McKellar uses a soft camera stylistic feature that contributes to a lot of emphatic relational developments between viewer and protagonist. For example, McKellar draws a significant degree of empathy from the audience through slow camera angles near the ending sequence that depicted Patrick played by Don McKellar and Sandra played Sandra Oh about to commit suicide.
It is with this relationship that is a unique style of Canadian cinematic performance. In terms of style, Last Night captures the essence of the Canadian cinematic traditions. In a broader approach, Last Night also follows a tone of realism that is distinctly Canadian.

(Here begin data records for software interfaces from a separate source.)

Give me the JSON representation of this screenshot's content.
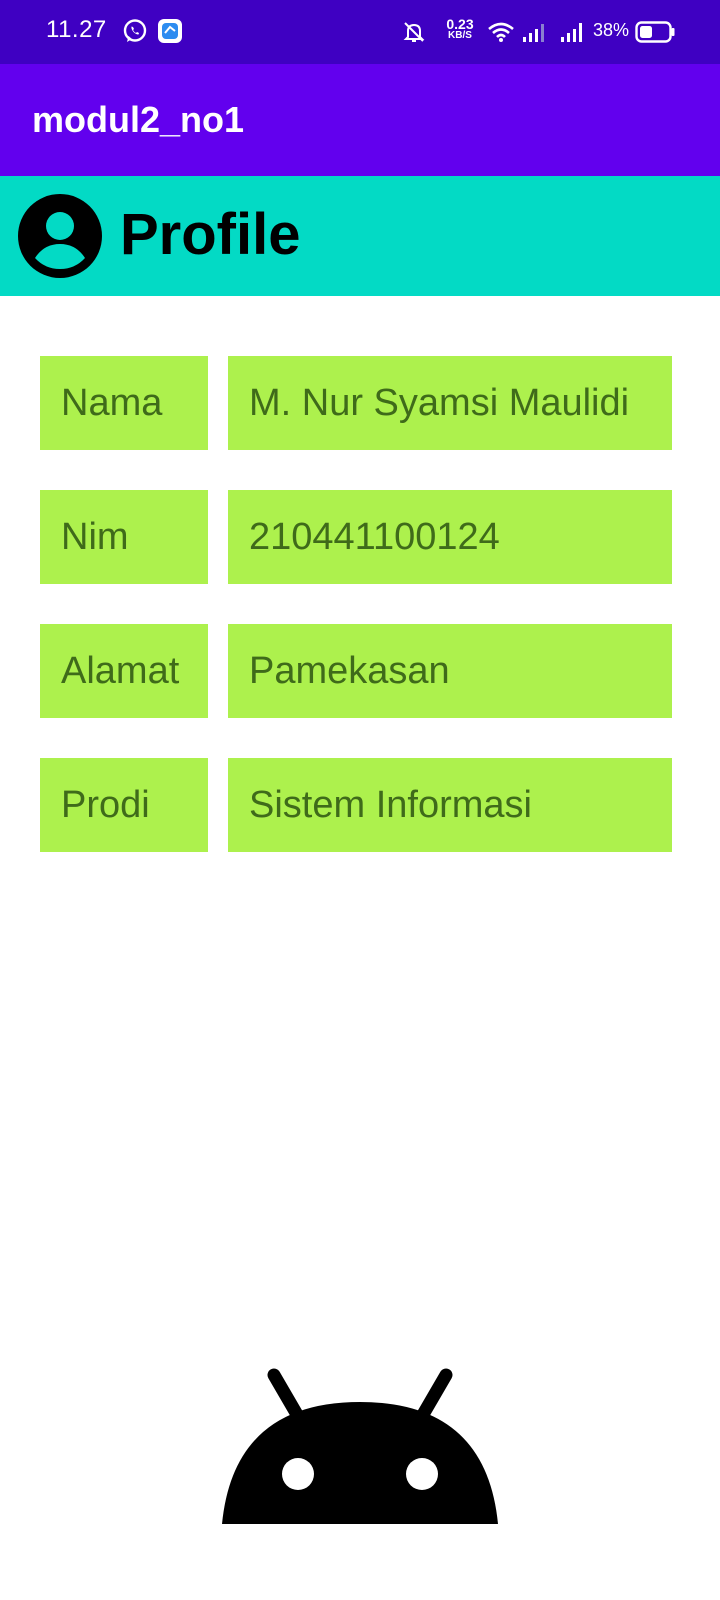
{
  "status_bar": {
    "time": "11.27",
    "net_speed_value": "0.23",
    "net_speed_unit": "KB/S",
    "battery_percent": "38%",
    "icons": [
      "whatsapp-icon",
      "app-notification-icon",
      "mute-bell-icon",
      "wifi-icon",
      "signal-icon",
      "signal-icon-2",
      "battery-icon"
    ]
  },
  "app_bar": {
    "title": "modul2_no1",
    "color": "#6200ee"
  },
  "profile_header": {
    "title": "Profile",
    "icon": "account-circle-icon",
    "color": "#03dac5"
  },
  "rows": [
    {
      "label": "Nama",
      "value": "M. Nur Syamsi Maulidi"
    },
    {
      "label": "Nim",
      "value": "210441100124"
    },
    {
      "label": "Alamat",
      "value": "Pamekasan"
    },
    {
      "label": "Prodi",
      "value": "Sistem Informasi"
    }
  ],
  "row_color": "#adf14d",
  "footer": {
    "icon": "android-logo-icon"
  }
}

McKellar draws on the importance of humanity rather than epic displays of explosions similar to Armageddon.
McKellar uses a countdown system which repeats near the end of the world, which creates a tone of imminent catastrophe—the final confrontation with the end of all things.
In a description of the tone, Don McKellar states that: The world is ending, once again. But this time, in my movie, there is no overburdened loner duking it out with the asteroid, no presidents or generals turning the tables on extra-terrestrials.

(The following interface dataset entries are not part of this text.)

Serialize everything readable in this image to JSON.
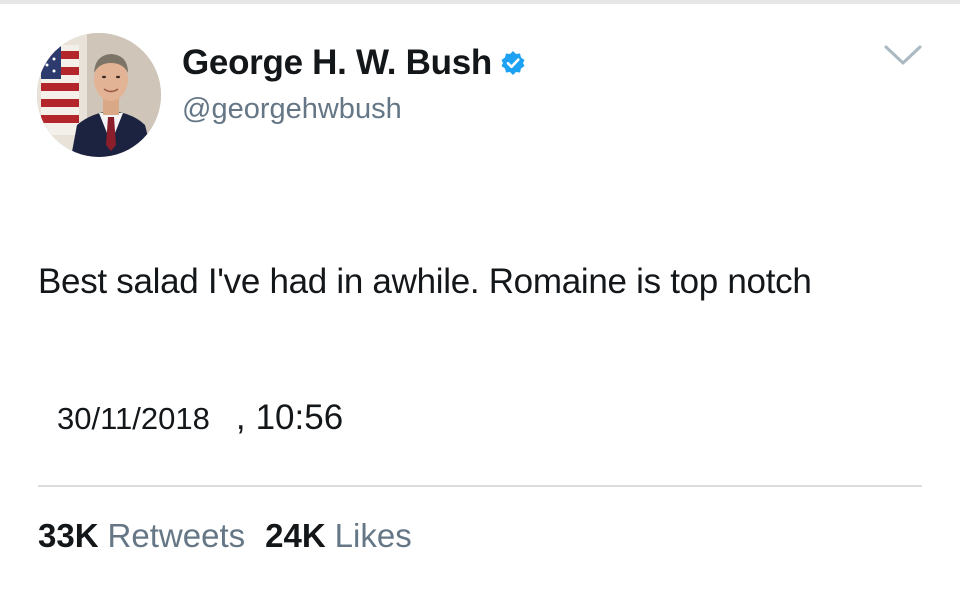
{
  "tweet": {
    "author": {
      "display_name": "George H. W. Bush",
      "handle": "@georgehwbush",
      "verified": true
    },
    "text": "Best salad I've had in awhile.  Romaine is top notch",
    "timestamp": {
      "date": "30/11/2018",
      "separator": ",",
      "time": "10:56"
    },
    "stats": {
      "retweets_count": "33K",
      "retweets_label": "Retweets",
      "likes_count": "24K",
      "likes_label": "Likes"
    }
  },
  "icons": {
    "verified": "verified-badge-icon",
    "menu": "chevron-down-icon"
  },
  "colors": {
    "verified_blue": "#1da1f2",
    "secondary_text": "#657786",
    "primary_text": "#14171a",
    "divider": "#dcdcdc"
  }
}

Those heroes are out there, somewhere, one hopes, but I was interested in the rest of us suckers—hapless individuals who, with limited access to nuclear resources, would have to come to terms with the fast-approaching finale IndieWire. Also, McKellar intensifies his emphasis on inevitable companionship Patrick and Sandra kissing at the end of the film through dialogue, short silences, and careful insertions of love songs.
In Canadian cinema dialogue is a particular asset that Canadian cinema utilizes Egoyan, 5. Whilst Hollywood is centrally focused on materialist heroic delusional fantasies, Canadian cinema focuses on the narrative presentation of themes.
The overall intent of Hollywood releases like Armageddon is achieving high revenues from the success of the film rather than developing a critical outlook towards concepts which have had long-standing influence in society, such as the end of the world.